The UK has witnessed a historic medical milestone with the birth of the first baby conceived using the three-person DNA technique. This scientific achievement has opened the doors to new possibilities in the field of reproductive medicine and has generated an ethical debate around the implications of this technique.
The baby was born in a London hospital through a process called mitochondrial donation treatment (MDT). This technique allows parents to transmit their genetic material to the embryo, avoiding hereditary mitochondrial diseases.
Free of harmful mutations
This revolutionary technique involves the use of egg tissue from healthy female donors to create embryos through In Vitro Fertilization (IVF) free of harmful mutations.
During the process, embryos are formed by combining sperm and eggs from the biological parents. In addition, small structures similar to batteries called mitochondria, which come from the donor egg, are incorporated. As a result, the baby has about 99.8% of the DNA of its biological parents. However, there is a small amount of genetic material from the donor, approximately 37 genes in all.
Mitochondrial DNA is passed from mother to child and represents only 0.1% of the child’s genetic inheritance. If doctors detect abnormalities in the biological mother’s mitochondria, mitochondrial donation treatment may be a viable solution.
Until now, the clinical experience in the treatment of mitochondrial donation is encouraging, but experts warn that the number of registered cases is still limited to draw definitive conclusions about its safety and efficacy.

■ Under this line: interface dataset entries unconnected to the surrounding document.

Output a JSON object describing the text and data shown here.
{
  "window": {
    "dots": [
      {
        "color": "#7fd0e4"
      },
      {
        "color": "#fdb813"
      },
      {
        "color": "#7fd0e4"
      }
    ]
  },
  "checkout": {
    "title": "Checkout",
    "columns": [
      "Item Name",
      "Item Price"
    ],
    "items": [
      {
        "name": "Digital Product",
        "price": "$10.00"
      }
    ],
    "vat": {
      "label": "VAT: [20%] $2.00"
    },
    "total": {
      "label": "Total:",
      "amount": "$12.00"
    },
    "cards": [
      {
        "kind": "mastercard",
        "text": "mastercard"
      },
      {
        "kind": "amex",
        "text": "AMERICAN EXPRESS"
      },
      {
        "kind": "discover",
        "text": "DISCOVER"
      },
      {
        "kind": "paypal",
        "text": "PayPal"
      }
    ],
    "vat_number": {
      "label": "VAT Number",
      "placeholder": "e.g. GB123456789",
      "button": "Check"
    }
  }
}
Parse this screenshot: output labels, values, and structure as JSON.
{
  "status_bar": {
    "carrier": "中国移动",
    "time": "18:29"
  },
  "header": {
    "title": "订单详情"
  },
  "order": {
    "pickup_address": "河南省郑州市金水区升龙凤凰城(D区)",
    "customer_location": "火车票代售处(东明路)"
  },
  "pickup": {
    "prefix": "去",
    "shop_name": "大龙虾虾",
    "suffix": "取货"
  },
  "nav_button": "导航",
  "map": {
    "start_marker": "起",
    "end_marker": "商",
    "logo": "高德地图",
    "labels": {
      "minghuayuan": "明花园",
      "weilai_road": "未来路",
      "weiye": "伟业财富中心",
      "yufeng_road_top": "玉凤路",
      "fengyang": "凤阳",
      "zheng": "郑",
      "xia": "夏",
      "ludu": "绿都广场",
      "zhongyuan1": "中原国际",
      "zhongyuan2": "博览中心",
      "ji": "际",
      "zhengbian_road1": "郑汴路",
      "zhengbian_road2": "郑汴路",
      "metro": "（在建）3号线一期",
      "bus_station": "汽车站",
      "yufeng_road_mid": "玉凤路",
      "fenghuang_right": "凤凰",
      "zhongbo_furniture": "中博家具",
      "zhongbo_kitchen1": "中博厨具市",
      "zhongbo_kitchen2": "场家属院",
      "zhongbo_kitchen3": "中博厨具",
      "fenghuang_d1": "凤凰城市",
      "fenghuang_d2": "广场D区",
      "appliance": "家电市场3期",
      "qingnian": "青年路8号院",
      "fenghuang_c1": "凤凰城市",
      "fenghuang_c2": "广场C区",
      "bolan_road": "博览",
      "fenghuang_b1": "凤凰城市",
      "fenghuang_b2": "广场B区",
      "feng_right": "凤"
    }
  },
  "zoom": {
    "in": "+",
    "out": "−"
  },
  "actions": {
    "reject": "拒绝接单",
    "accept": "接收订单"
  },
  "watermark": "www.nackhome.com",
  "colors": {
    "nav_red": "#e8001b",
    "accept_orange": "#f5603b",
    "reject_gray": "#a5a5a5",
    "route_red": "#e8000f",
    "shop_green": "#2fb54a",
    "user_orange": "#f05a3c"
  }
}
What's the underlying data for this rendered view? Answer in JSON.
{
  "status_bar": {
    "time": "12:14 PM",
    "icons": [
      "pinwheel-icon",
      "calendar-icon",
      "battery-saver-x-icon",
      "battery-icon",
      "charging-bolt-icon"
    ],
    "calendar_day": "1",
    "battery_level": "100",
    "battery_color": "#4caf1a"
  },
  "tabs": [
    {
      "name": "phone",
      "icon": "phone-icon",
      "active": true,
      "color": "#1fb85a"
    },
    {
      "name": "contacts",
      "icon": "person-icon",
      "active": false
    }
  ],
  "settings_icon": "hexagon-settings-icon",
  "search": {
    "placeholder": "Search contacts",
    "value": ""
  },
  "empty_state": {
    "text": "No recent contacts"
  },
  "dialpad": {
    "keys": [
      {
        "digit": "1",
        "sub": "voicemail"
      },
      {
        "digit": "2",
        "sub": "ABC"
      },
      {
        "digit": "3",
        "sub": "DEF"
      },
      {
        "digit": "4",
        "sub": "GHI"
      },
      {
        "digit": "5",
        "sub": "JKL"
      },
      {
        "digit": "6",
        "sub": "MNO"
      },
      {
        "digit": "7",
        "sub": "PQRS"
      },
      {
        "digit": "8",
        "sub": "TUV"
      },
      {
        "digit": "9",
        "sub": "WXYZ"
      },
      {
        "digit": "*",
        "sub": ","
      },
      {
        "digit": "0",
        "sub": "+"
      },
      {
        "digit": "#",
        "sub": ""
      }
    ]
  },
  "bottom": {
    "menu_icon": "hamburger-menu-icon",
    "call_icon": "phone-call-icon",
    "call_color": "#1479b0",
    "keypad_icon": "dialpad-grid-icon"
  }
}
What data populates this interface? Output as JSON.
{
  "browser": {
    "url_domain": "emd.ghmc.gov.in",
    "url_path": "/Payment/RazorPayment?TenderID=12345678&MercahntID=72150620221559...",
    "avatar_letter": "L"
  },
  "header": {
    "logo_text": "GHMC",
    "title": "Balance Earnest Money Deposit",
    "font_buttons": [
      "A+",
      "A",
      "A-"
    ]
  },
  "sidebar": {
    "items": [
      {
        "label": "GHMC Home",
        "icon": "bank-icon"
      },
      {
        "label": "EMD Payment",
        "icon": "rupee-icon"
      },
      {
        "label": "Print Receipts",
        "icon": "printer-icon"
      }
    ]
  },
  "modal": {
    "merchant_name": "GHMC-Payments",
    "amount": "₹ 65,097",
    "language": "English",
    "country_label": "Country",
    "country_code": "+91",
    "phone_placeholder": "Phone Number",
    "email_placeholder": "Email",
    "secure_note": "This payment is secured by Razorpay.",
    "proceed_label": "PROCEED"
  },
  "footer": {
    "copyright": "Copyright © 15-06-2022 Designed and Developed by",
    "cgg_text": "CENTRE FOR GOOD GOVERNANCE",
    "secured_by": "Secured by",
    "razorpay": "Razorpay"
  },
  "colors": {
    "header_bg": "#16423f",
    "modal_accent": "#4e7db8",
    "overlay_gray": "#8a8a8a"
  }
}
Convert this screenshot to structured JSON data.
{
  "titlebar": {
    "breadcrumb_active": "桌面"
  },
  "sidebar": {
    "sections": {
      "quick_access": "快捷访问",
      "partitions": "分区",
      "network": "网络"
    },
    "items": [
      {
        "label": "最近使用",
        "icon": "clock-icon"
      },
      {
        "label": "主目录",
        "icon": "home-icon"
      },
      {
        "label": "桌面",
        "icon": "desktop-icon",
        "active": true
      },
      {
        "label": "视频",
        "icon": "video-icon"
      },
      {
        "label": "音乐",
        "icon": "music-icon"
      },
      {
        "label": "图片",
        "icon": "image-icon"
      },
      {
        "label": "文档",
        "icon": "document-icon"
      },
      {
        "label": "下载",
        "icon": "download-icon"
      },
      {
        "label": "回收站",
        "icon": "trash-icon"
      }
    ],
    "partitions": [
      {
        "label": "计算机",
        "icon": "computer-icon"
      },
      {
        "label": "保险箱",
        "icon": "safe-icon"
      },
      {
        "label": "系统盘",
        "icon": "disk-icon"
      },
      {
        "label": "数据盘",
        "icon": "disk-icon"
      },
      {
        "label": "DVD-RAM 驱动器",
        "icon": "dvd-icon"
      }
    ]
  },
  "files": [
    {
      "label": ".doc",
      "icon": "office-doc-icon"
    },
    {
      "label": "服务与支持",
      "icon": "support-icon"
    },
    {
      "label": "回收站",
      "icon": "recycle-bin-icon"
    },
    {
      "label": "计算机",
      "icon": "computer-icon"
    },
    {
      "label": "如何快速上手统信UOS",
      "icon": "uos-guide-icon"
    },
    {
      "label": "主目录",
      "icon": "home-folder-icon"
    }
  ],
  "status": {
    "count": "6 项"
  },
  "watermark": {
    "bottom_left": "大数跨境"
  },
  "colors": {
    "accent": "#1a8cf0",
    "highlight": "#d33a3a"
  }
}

The birth of the first baby with DNA from three people has sparked a wide ethical and scientific debate in the UK and internationally. While some experts applaud this breakthrough in reproductive medicine as an opportunity to prevent devastating hereditary diseases, others express concern about the ethical implications and possible long-term effects.